> _What you are asked to do_:
What lines of the data include the string "author"? Copy them all.

> _Task material_:
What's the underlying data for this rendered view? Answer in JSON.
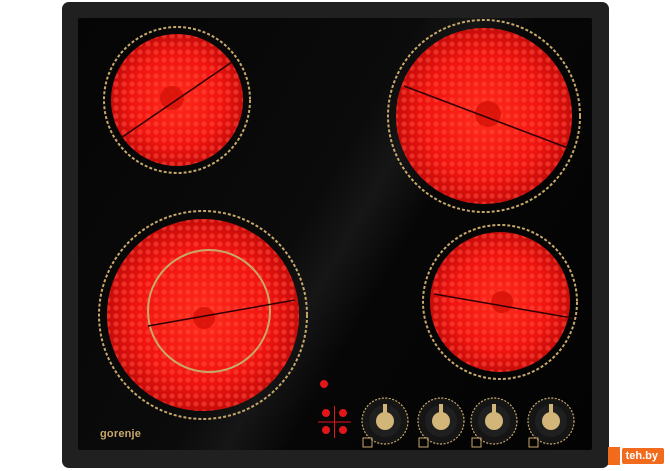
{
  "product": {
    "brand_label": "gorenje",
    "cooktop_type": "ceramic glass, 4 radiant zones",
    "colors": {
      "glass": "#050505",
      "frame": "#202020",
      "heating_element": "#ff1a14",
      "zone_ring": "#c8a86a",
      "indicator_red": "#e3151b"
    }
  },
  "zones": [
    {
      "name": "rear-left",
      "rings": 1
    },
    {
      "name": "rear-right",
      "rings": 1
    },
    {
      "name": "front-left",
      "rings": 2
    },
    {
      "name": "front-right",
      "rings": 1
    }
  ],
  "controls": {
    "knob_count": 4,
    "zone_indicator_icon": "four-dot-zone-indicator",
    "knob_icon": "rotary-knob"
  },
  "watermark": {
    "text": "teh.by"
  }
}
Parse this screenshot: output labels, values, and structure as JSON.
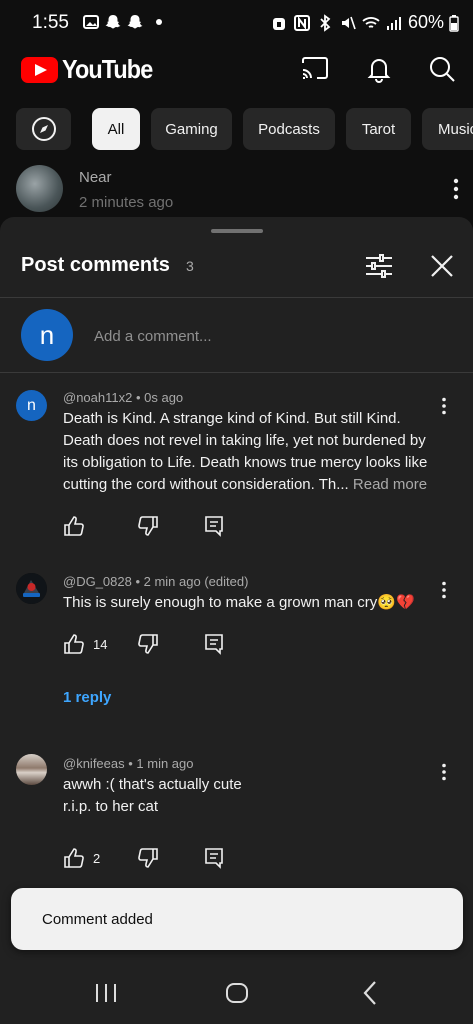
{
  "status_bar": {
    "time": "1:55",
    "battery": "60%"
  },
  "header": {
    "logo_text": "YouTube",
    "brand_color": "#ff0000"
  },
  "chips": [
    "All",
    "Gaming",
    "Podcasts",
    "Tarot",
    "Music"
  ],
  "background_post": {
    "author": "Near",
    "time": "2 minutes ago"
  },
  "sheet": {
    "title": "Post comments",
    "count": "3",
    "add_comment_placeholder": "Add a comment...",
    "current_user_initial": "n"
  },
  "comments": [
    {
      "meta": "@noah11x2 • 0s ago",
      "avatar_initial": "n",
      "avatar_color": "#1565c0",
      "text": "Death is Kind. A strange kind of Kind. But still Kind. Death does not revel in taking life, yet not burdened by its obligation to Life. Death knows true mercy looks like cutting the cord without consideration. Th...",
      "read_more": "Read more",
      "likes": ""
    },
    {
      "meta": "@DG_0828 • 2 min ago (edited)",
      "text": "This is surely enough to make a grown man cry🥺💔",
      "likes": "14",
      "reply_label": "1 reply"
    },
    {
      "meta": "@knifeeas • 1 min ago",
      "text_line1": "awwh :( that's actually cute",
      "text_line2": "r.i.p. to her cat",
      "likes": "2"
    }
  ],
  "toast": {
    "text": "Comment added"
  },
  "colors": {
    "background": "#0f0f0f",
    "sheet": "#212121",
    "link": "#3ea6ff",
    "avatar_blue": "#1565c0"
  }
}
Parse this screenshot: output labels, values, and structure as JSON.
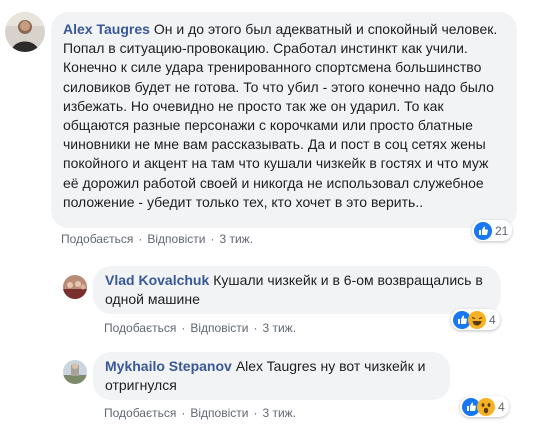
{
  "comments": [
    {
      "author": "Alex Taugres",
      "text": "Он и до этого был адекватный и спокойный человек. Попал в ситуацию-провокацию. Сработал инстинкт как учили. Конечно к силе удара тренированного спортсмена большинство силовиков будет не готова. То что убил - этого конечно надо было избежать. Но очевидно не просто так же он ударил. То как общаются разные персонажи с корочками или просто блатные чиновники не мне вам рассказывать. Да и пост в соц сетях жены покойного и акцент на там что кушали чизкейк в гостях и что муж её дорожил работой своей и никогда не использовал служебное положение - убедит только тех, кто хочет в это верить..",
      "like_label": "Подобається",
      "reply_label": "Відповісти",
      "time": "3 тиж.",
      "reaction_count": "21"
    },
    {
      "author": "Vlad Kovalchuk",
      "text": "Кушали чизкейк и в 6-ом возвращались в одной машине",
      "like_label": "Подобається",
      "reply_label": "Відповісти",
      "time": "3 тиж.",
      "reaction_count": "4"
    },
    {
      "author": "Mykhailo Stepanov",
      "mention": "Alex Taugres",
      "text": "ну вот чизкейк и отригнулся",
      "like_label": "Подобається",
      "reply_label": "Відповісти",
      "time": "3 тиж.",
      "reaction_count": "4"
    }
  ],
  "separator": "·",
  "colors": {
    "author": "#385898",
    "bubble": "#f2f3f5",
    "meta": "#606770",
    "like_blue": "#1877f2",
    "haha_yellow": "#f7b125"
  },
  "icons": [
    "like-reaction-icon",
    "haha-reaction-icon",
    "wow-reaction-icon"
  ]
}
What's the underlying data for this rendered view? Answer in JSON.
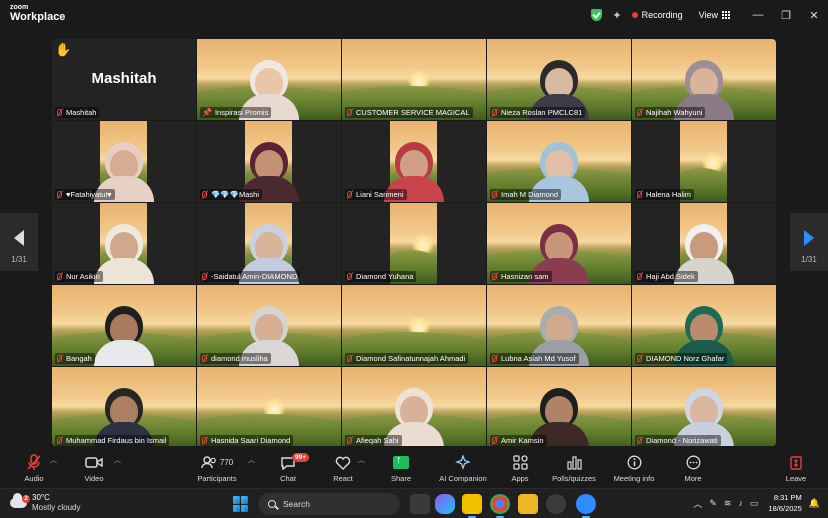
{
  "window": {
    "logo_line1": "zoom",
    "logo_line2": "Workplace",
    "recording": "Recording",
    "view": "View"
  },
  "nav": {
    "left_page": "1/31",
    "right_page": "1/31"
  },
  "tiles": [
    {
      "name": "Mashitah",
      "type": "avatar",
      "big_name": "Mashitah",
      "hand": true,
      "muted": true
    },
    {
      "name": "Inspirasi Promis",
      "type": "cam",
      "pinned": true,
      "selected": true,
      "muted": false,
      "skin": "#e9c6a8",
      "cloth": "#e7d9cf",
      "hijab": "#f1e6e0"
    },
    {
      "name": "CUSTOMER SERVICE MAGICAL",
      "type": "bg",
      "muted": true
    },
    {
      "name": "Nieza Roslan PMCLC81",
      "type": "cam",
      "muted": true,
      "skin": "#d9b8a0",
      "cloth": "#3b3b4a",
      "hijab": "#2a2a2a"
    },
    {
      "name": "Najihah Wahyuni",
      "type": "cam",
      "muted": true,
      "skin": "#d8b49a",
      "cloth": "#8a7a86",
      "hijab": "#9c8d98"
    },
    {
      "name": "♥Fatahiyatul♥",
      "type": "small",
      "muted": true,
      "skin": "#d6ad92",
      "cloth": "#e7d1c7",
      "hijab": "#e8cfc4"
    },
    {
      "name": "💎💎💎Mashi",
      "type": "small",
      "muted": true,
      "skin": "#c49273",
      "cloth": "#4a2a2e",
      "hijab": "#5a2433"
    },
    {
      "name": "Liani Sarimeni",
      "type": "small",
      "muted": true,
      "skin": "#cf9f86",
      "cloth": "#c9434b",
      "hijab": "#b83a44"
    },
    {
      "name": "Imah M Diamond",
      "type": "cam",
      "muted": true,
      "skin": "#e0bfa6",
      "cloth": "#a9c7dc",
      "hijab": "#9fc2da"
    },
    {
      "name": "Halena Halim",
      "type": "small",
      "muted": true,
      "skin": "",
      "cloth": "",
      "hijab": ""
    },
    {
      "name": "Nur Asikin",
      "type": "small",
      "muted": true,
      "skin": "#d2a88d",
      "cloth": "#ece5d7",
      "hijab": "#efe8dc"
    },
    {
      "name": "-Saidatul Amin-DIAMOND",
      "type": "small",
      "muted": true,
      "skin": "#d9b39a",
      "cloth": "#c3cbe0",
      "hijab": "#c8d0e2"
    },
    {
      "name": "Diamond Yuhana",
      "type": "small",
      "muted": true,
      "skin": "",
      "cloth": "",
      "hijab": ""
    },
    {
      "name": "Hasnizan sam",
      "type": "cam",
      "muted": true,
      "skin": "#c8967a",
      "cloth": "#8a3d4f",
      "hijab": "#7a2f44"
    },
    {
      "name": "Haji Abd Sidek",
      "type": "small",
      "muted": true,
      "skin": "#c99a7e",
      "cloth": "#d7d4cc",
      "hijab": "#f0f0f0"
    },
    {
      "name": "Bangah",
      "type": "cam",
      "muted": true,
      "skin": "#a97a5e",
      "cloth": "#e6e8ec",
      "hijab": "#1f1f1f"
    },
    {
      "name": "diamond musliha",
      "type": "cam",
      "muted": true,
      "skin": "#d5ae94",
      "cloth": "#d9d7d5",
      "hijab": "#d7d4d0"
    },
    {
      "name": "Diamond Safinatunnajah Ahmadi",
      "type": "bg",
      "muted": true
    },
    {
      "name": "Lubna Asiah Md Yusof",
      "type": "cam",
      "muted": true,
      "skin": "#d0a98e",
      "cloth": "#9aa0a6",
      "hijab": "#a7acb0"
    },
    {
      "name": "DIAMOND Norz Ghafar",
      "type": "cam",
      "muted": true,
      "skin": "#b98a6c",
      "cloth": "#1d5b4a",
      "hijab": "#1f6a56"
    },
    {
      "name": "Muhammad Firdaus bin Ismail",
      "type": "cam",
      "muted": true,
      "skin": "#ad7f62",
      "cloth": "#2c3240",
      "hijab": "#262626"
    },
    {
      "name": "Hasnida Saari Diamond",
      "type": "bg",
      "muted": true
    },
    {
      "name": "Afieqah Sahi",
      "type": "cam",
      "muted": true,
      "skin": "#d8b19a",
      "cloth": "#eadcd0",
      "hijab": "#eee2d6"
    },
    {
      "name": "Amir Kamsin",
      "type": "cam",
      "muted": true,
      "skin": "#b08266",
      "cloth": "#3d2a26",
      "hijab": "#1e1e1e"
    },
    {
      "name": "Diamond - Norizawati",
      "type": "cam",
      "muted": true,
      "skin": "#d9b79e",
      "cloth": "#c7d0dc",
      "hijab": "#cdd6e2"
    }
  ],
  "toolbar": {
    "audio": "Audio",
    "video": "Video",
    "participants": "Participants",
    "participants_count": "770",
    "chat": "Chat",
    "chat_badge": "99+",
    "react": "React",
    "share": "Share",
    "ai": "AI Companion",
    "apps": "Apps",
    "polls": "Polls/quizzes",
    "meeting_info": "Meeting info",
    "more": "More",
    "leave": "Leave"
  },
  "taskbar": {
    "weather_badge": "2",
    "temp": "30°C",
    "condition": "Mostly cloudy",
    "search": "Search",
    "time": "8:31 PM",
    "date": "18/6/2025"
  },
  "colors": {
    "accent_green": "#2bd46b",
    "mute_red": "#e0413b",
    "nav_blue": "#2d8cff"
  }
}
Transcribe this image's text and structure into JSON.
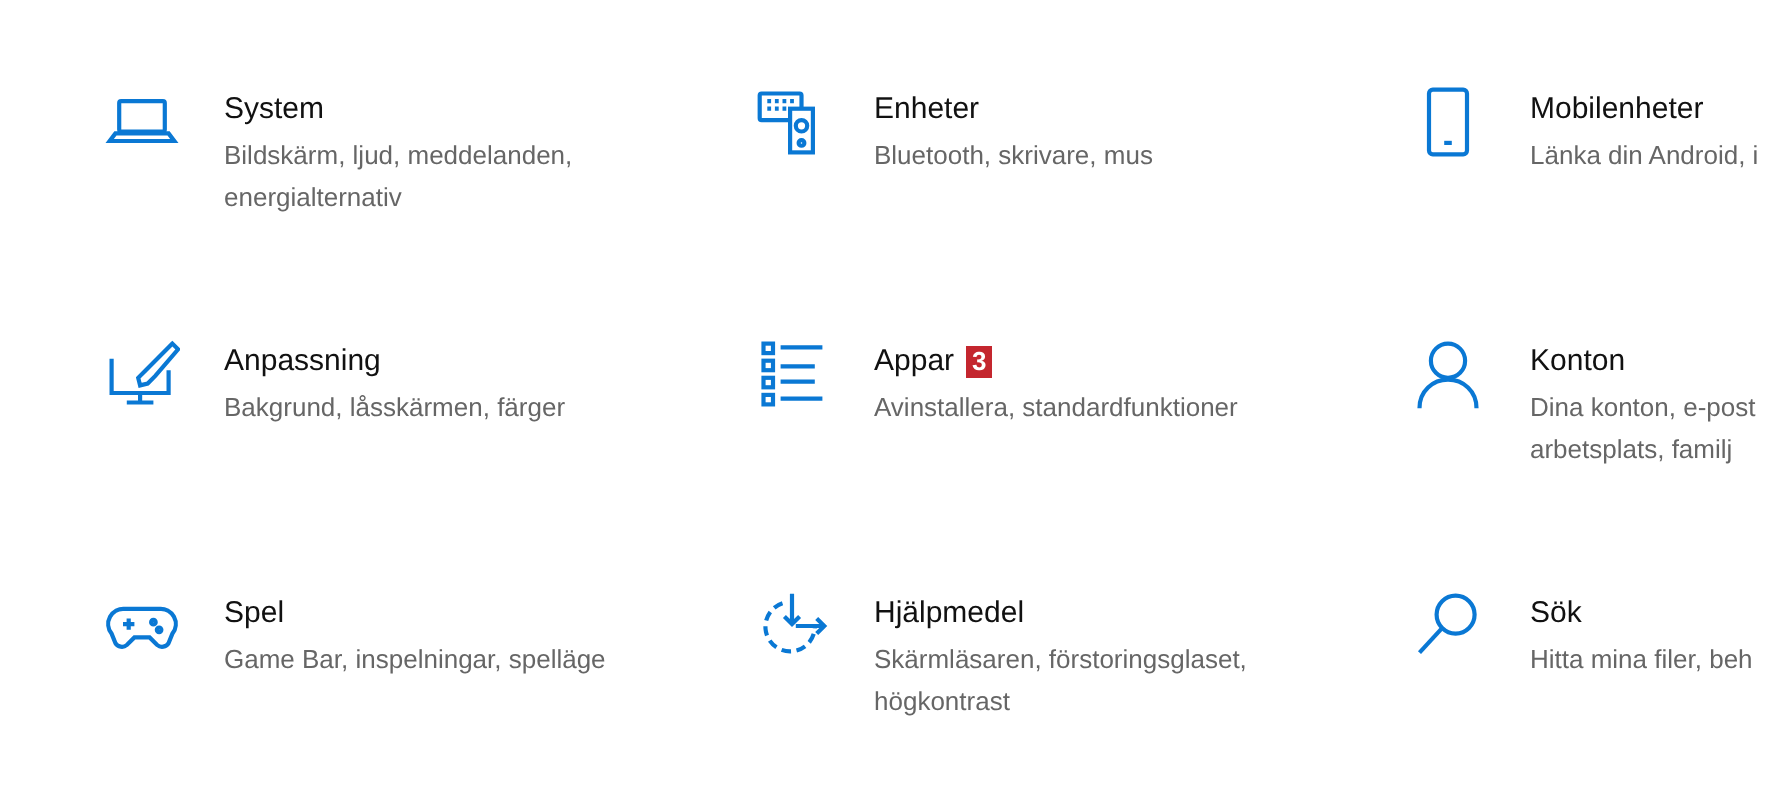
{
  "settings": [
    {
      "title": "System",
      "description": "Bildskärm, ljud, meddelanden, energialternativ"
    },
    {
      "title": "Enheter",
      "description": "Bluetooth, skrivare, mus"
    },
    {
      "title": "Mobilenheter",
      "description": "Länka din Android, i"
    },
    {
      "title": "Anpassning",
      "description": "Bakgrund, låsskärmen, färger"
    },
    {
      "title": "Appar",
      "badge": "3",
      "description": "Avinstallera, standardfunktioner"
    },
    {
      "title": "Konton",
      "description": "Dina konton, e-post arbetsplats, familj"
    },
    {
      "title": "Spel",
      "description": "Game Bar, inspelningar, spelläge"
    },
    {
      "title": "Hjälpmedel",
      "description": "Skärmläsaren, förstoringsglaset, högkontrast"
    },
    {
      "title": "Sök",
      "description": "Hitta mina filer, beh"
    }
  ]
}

> _Task response_:
    "author": "Near",
      "author": "Alex Taugres",
      "author": "Vlad Kovalchuk",
      "author": "Mykhailo Stepanov",
    "author": "#385898",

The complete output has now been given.